Degree Granting Department
Paul B. Jacobsen, Ph.D.
Breast cancer, Diet, Physical activity, Survivorship, Behavior change theories
Prior research suggests that fear of cancer recurrence is very common among cancer survivors. This study examined the extent to which Protection Motivation Theory variables of threat appraisal and coping appraisal accounted for differences in fear of recurrence and performance of health behaviors in cancer patients who recently completed treatment. It was hypothesized that greater fear of recurrence would be related to a combination of high threat appraisal and low coping appraisal. Also, it was hypothesized that higher rates of health behaviors would be related to higher threat appraisals for cancer recurrence and higher coping appraisals for reducing risk of recurrence by improving diet or exercising. A sample of 155 early-stage breast cancer patients (mean age = 59 years) who completed surgery, chemotherapy, and/or radiotherapy between 6-24 months previously (mean = 12 months) completed measures of fear of recurrence, threat appraisal (perceived risk and severity of a potential cancer recurrence), fruit and vegetable intake in the past month, exercise for the past week, and coping appraisal (perceived response efficacy and self-efficacy to perform diet and exercise recommendations to reduce recurrence risk). Basic demographic and clinical information was also collected.
The study findings supported the hypothesis that the combination of threat and coping appraisal beliefs explain which breast cancer survivors report higher fear of recurrence. However, the observed results did not support the hypothesized interaction between threat and coping appraisal for predicting either diet or exercise habits. Instead, coping appraisal alone predicted both fruit and vegetable consumption and exercise habits. Future research should focus on examining these relationships longitudinally and further assess coping appraisal and how it impacts fear of recurrence.
Scholar Commons Citation

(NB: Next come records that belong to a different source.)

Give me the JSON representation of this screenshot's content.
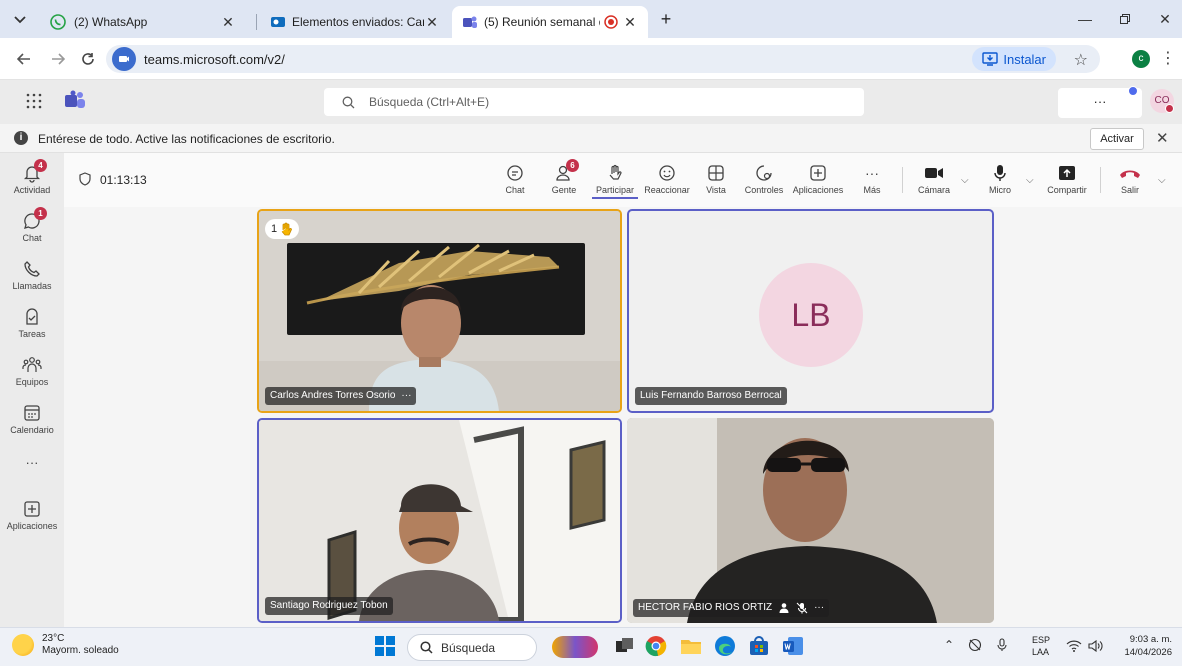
{
  "browser": {
    "tabs": [
      {
        "label": "(2) WhatsApp"
      },
      {
        "label": "Elementos enviados: Carlos And"
      },
      {
        "label": "(5) Reunión semanal de gru"
      }
    ],
    "url": "teams.microsoft.com/v2/",
    "install_label": "Instalar",
    "profile_initial": "c"
  },
  "teams": {
    "search_placeholder": "Búsqueda (Ctrl+Alt+E)",
    "more_label": "···",
    "avatar_initials": "CO"
  },
  "notification": {
    "text": "Entérese de todo. Active las notificaciones de escritorio.",
    "activate_label": "Activar"
  },
  "rail": [
    {
      "label": "Actividad",
      "badge": "4",
      "icon": "bell-icon"
    },
    {
      "label": "Chat",
      "badge": "1",
      "icon": "chat-icon"
    },
    {
      "label": "Llamadas",
      "icon": "phone-icon"
    },
    {
      "label": "Tareas",
      "icon": "tasks-icon"
    },
    {
      "label": "Equipos",
      "icon": "teams-icon"
    },
    {
      "label": "Calendario",
      "icon": "calendar-icon"
    },
    {
      "label": "···",
      "icon": "more-icon"
    },
    {
      "label": "Aplicaciones",
      "icon": "add-apps-icon"
    }
  ],
  "meeting": {
    "timer": "01:13:13",
    "controls": {
      "chat": "Chat",
      "people": "Gente",
      "people_badge": "6",
      "raise_hand": "Participar",
      "react": "Reaccionar",
      "view": "Vista",
      "controls": "Controles",
      "apps": "Aplicaciones",
      "more": "Más",
      "camera": "Cámara",
      "mic": "Micro",
      "share": "Compartir",
      "leave": "Salir"
    },
    "participants": [
      {
        "name": "Carlos Andres Torres Osorio",
        "raised_hand": "1",
        "more": "···"
      },
      {
        "name": "Luis Fernando Barroso Berrocal",
        "initials": "LB"
      },
      {
        "name": "Santiago Rodriguez Tobon"
      },
      {
        "name": "HECTOR FABIO RIOS ORTIZ",
        "more": "···"
      }
    ]
  },
  "taskbar": {
    "temperature": "23°C",
    "weather": "Mayorm. soleado",
    "search": "Búsqueda",
    "lang_top": "ESP",
    "lang_bottom": "LAA",
    "time": "9:03 a. m.",
    "date": "14/04/2026"
  },
  "colors": {
    "accent": "#5b5fc7",
    "speaker_border": "#e8a317",
    "badge": "#c4314b"
  }
}
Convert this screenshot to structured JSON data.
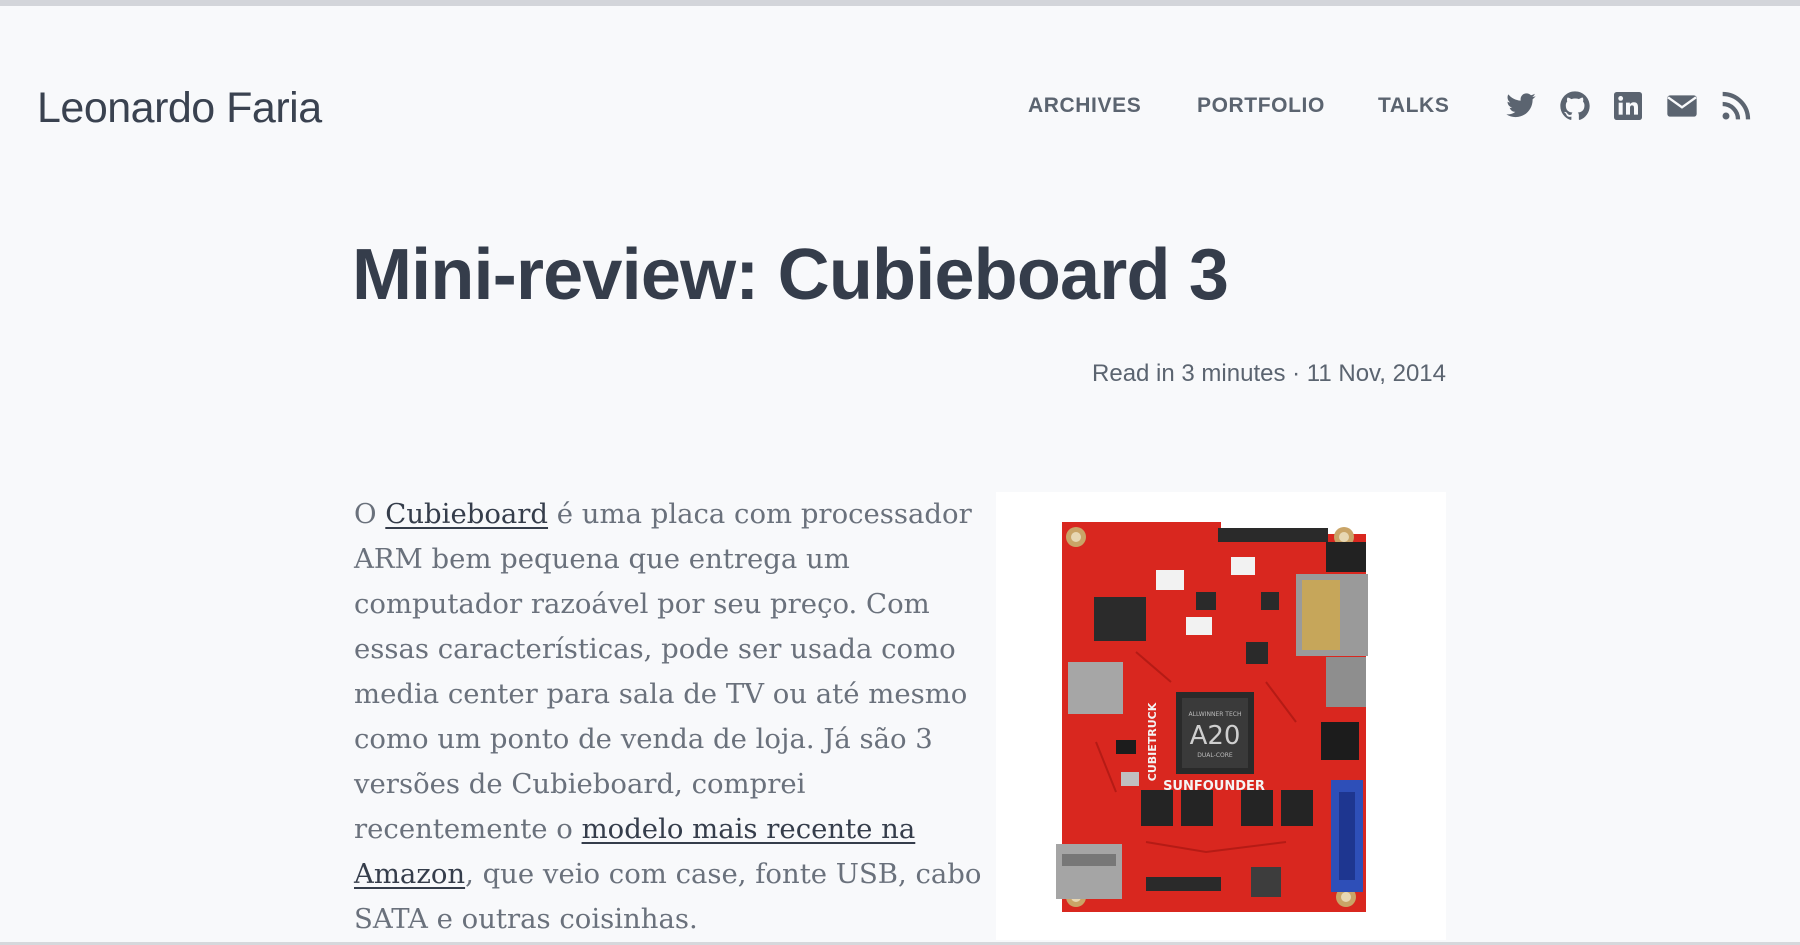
{
  "site": {
    "title": "Leonardo Faria"
  },
  "nav": {
    "items": [
      {
        "label": "ARCHIVES"
      },
      {
        "label": "PORTFOLIO"
      },
      {
        "label": "TALKS"
      }
    ]
  },
  "social": {
    "icons": [
      "twitter-icon",
      "github-icon",
      "linkedin-icon",
      "mail-icon",
      "rss-icon"
    ]
  },
  "post": {
    "title": "Mini-review: Cubieboard 3",
    "meta": "Read in 3 minutes · 11 Nov, 2014",
    "body": {
      "p1_before": "O ",
      "link1": "Cubieboard",
      "p1_middle": " é uma placa com processador ARM bem pequena que entrega um computador razoável por seu preço. Com essas características, pode ser usada como media center para sala de TV ou até mesmo como um ponto de venda de loja. Já são 3 versões de Cubieboard, comprei recentemente o ",
      "link2": "modelo mais recente na Amazon",
      "p1_after": ", que veio com case, fonte USB, cabo SATA e outras coisinhas."
    },
    "image": {
      "chip_brand": "ALLWINNER TECH",
      "chip_model": "A20",
      "chip_sub": "DUAL-CORE",
      "board_label": "SUNFOUNDER",
      "side_label": "CUBIETRUCK"
    }
  },
  "colors": {
    "background": "#f8f9fb",
    "text_dark": "#353d4b",
    "text_muted": "#5b6470",
    "board_red": "#d9271f"
  }
}
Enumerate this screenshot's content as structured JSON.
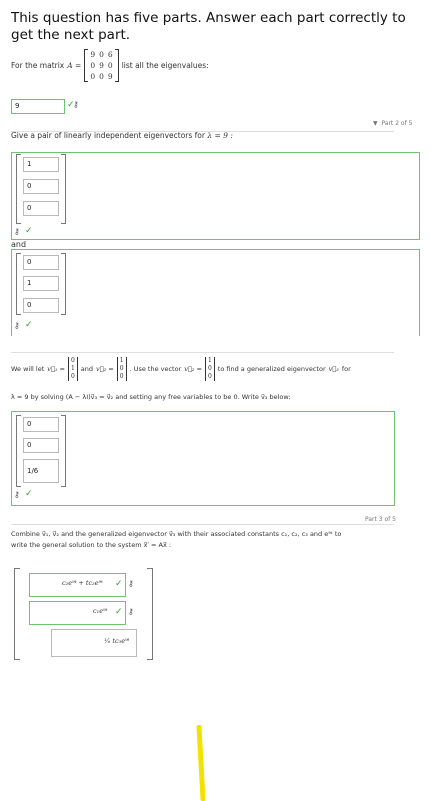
{
  "header": {
    "title": "This question has five parts. Answer each part correctly to get the next part."
  },
  "part1": {
    "prompt_pre": "For the matrix",
    "matrix_var": "A =",
    "matrix": [
      [
        "9",
        "0",
        "6"
      ],
      [
        "0",
        "9",
        "0"
      ],
      [
        "0",
        "0",
        "9"
      ]
    ],
    "prompt_post": "list all the eigenvalues:",
    "answer": "9"
  },
  "part2": {
    "indicator": "Part 2 of 5",
    "prompt": "Give a pair of linearly independent eigenvectors for",
    "lambda": "λ = 9 :",
    "vec1": [
      "1",
      "0",
      "0"
    ],
    "and_label": "and",
    "vec2": [
      "0",
      "1",
      "0"
    ]
  },
  "part4": {
    "t1": "We will let",
    "v1_lbl": "v⃗₁ =",
    "v1": [
      "0",
      "1",
      "0"
    ],
    "and": "and",
    "v2_lbl": "v⃗₂ =",
    "v2": [
      "1",
      "0",
      "0"
    ],
    "t2": ". Use the vector",
    "v2b_lbl": "v⃗₂ =",
    "v2b": [
      "1",
      "0",
      "0"
    ],
    "t3": "to find a generalized eigenvector",
    "v3_lbl": "v⃗₃",
    "t4": "for",
    "line2": "λ = 9 by solving (A − λI)v⃗₃ = v⃗₂ and setting any free variables to be 0. Write v⃗₃ below:",
    "answer": [
      "0",
      "0",
      "1/6"
    ]
  },
  "part5": {
    "indicator": "Part 3 of 5",
    "prompt1": "Combine v⃗₁, v⃗₂ and the generalized eigenvector v⃗₃ with their associated constants c₁, c₂, c₃ and e⁹ᵗ to",
    "prompt2": "write the general solution to the system x⃗′ = Ax⃗ :",
    "row1": "c₂e⁹ᵗ + tc₃e⁹ᵗ",
    "row2": "c₁e⁹ᵗ",
    "row3": "¹⁄₆ tc₃e⁹ᵗ"
  },
  "colors": {
    "correct": "#2ea32e",
    "box_border": "#6ec46e",
    "pen_mark": "#f2e200"
  }
}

McGinty, Heather L., "Predicting fear of recurrence and protective health behaviors using protection motivation theory" (2010). Graduate Theses and Dissertations.